**Problem to work on:**
Could you report every line of the listing below that holds the word "alla"?

**Task data:**
--
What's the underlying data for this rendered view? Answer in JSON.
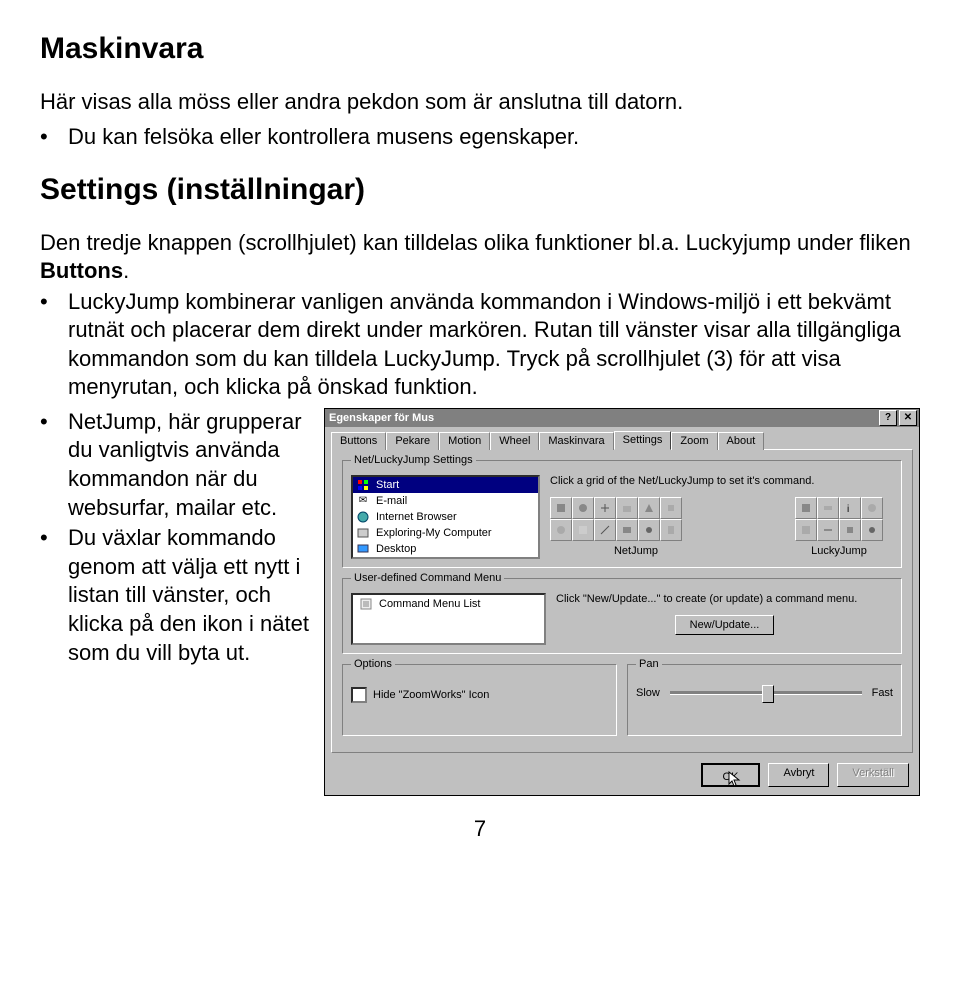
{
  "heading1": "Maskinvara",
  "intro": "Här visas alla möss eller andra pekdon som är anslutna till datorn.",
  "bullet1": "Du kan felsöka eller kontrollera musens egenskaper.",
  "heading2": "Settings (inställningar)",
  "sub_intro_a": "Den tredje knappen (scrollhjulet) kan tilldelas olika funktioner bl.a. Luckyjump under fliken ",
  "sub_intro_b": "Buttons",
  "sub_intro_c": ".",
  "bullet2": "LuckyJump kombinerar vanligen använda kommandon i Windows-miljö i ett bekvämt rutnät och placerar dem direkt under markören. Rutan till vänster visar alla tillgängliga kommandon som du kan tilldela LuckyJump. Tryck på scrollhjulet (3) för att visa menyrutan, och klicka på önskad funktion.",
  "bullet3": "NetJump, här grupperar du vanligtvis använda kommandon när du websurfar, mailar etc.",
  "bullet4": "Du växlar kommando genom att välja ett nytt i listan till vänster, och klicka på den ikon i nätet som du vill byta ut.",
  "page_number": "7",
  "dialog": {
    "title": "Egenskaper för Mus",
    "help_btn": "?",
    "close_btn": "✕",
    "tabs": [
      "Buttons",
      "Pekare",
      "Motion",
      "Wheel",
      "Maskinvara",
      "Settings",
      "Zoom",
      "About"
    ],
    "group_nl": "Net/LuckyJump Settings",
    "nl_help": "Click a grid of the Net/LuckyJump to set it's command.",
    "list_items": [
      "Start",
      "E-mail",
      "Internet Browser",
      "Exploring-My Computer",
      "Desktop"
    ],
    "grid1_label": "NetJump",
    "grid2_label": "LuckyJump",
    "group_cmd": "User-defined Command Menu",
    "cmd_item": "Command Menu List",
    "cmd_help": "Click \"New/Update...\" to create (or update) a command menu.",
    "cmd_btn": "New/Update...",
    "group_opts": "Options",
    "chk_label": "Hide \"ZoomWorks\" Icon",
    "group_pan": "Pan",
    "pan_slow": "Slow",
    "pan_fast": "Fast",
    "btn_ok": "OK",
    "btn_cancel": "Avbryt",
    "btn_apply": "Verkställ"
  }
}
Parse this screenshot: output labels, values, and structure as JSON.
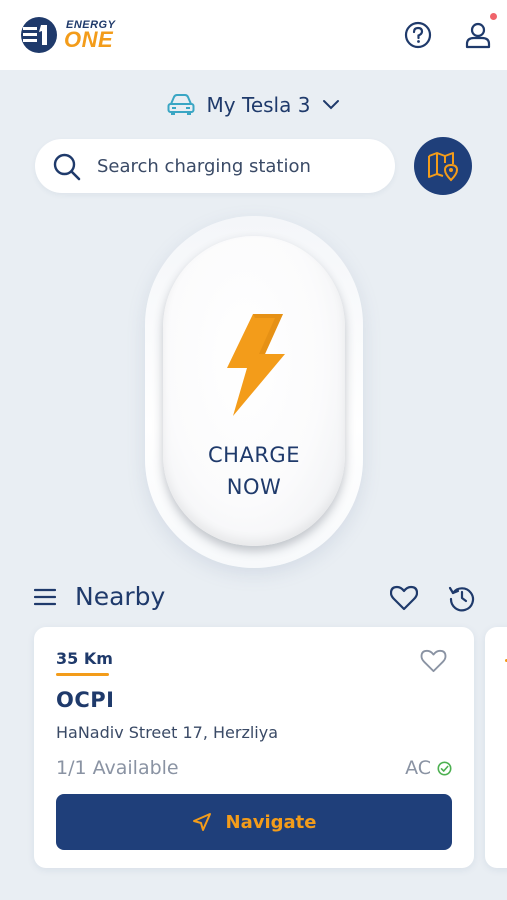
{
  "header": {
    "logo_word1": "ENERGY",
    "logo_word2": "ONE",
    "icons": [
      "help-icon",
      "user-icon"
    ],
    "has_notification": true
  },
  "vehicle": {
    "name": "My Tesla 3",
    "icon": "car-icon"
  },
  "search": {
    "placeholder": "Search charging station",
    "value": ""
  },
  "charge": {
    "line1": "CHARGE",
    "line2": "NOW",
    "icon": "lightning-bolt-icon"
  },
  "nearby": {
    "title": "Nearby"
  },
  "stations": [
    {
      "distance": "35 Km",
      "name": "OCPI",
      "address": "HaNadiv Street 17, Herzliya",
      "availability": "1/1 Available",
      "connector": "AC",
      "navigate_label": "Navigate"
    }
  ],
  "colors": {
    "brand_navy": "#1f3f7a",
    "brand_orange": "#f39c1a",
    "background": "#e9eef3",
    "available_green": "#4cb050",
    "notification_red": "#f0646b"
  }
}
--
**Solution for this task:**
  "intro": "Här visas alla möss eller andra pekdon som är anslutna till datorn.",
  "bullet2": "LuckyJump kombinerar vanligen använda kommandon i Windows-miljö i ett bekvämt rutnät och placerar dem direkt under markören. Rutan till vänster visar alla tillgängliga kommandon som du kan tilldela LuckyJump. Tryck på scrollhjulet (3) för att visa menyrutan, och klicka på önskad funktion.",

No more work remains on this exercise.